Even if you don’t know the name “John Underkoffler,” you surely know his work. His gesture-based interface for Minority Report influenced the 13 years of of user interface and hardware innnovation that have followed.
But Minority Report‘s magical UI is only one of many products to come from both his his days at MIT and his LA studio Oblong. And his consistent quality is why he received a 2015 Cooper Hewitt National Design Award for interaction design. In recognition of the win, Underkoffler agreed to go through our seven-question wringer.
What was the first thing you ever designed?

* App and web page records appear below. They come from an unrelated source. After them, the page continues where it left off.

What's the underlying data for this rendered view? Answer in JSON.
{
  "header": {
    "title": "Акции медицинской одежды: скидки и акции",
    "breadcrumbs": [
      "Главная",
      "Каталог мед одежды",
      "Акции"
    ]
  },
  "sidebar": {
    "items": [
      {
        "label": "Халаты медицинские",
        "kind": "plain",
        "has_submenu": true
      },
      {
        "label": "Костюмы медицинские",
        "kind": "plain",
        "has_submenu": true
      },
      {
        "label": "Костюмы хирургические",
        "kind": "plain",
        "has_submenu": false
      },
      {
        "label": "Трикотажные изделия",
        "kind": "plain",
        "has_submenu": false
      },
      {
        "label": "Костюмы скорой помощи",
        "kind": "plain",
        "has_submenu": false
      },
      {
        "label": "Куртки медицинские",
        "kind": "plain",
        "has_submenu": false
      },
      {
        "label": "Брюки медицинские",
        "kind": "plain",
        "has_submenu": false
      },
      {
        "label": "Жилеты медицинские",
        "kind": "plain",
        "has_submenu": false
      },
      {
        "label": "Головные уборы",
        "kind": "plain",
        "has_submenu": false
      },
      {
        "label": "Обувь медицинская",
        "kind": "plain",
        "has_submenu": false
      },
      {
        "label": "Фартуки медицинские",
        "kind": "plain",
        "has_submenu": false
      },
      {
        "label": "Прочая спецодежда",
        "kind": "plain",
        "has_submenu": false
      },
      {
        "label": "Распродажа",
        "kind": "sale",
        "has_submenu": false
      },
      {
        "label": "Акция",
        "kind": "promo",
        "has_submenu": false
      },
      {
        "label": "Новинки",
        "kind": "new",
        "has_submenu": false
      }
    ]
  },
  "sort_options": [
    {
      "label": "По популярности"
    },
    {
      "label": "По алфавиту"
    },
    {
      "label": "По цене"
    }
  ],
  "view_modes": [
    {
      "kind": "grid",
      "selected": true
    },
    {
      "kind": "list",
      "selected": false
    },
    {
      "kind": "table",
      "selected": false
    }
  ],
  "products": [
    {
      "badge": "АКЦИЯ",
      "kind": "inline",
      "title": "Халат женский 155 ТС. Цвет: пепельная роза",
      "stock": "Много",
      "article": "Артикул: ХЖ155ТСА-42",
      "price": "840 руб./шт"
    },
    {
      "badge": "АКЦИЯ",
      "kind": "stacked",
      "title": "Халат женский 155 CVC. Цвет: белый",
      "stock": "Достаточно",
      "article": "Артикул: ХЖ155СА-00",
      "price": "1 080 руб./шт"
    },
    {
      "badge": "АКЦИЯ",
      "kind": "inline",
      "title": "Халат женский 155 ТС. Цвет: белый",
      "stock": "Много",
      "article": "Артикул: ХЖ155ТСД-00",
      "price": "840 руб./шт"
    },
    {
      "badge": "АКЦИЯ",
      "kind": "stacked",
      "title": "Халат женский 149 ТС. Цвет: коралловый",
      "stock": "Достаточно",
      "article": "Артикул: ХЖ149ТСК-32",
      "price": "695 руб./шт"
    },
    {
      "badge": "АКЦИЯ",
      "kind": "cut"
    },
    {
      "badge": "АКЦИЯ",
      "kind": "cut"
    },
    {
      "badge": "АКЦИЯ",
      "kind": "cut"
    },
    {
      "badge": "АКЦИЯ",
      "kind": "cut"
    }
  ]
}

In ninth grade I wrote a primitive video game for the Apple II Plus in 6502 assembly language. The homage featured a bitmapped representation of the school’s math-and-computer teacher (name withheld), whose notable features included an elegant Sam Elliott mustache and an omnipresent pipe. In the game, his disembodied head bounced around the screen (squash-and-stretch courtesy of pixel-level replacement animation), while the player used the arrow keys to slide a stem-skyward pipe across the screen’s bottom. Tapping the space bar shot (ignoring actual smoker mechanics) the vertically arranged letters PUFF upward from the pipe’s stem. When PUFF hit the head, the head disappeared leaving the mustache to flap off like a sad bat–the game’s reward, such as it was …
(At the time, of course, I didn’t think of building this interactive software as an act of design.)
What is your daily work routine like?
Very approximately: consciousness 5 or 6 a.m.; cats’ needs; brewed beverages; starter-levain’s needs; quarter in the pinball machine of L.A.’s freeways; brewed beverages; meetings, often in one of several Mezzanine rooms, on topics from among [management, product design, code design, interaction design, customers (about), customers (with), pre-customers (with); partners (with), industrial design, copy, collateral]; another 25 cents back toward home; avocado trees’ needs; lively discourse with the fabulous Jen Fong, mostly involving the topic of whether either of us has heard from RISD-freshman son; arms of morpheus 11:45 p.m.
What is your biggest challenge as a designer?
It’s a platitude and an aphorism both that you should always trust your instincts. But it’s constant and constantly tricky work to find the right balance between designing and building exactly in the direction of personal delight (on the one hand) and optimizing for the broadest audience possible (on the other). There’s a commercial component of my and Oblong’s work’s intent, so getting the balance right is non-negotiable. The trickiness stems I think from the two competing perspectives involving different kinds of instinct.
What’s your favorite thing you own?
It’d been a copy of the Codex Seraphinianus (the 1980s Abbeville edition depicting, er, alligator creation on the dust jacket) until, in the ecstatic frenzy that is everyone’s first visit to Powell’s, I stumbled across the hardcover of Irene Emery’s incredible The Primary Structures of Fabrics. Somehow the book’s meticulous yet loving treatment of one particular art’s minutiae causes a new sort of aesthetics to pop out, and undodgeable fascination ensues.
What is the worst job you’ve ever taken, and what did it teach you?
The summer after sophomore year in high school I was a full-time custodian in a garment factory. I didn’t especially mind the work–brooms, mops, trash cans, boxes to be loaded and unloaded, industrial-scale lint filters to be cleaned–but time itself became a double torture. There was the conscious perception of each minute’s sluggish advance toward the end of the shift. But then too: I couldn’t not see–a hundred times a day!–the vastness stretching between that moment and summer’s end, a slow-motion expanse that would preclude learning or making anything. An early lesson about the urgency that a finite lifetime should imply!
If you weren’t a designer, what would you be, and why?
A decent botanist or a bad novelist: the primacy of narrative and the forms and motions of biology are at the center of everything I do.
What do you think is the biggest challenge facing the world that design can help solve?
We’re a digital species now–nothing short of apocalypse will change that! The health of our digital society lies, therefore, in the broadest possible distribution of agency. Agency is circumscribed mainly by the UI–the machinery through which human intent is transduced into the machine. So designing and deploying radically more capable UIs is one of the most important things we can do today. At Oblong we built our belief about what this should look like into our mission statement: “to provision the world with new computing forms of durable value and genuine worth, forms profoundly capable, human, beautiful, and exhilarating.”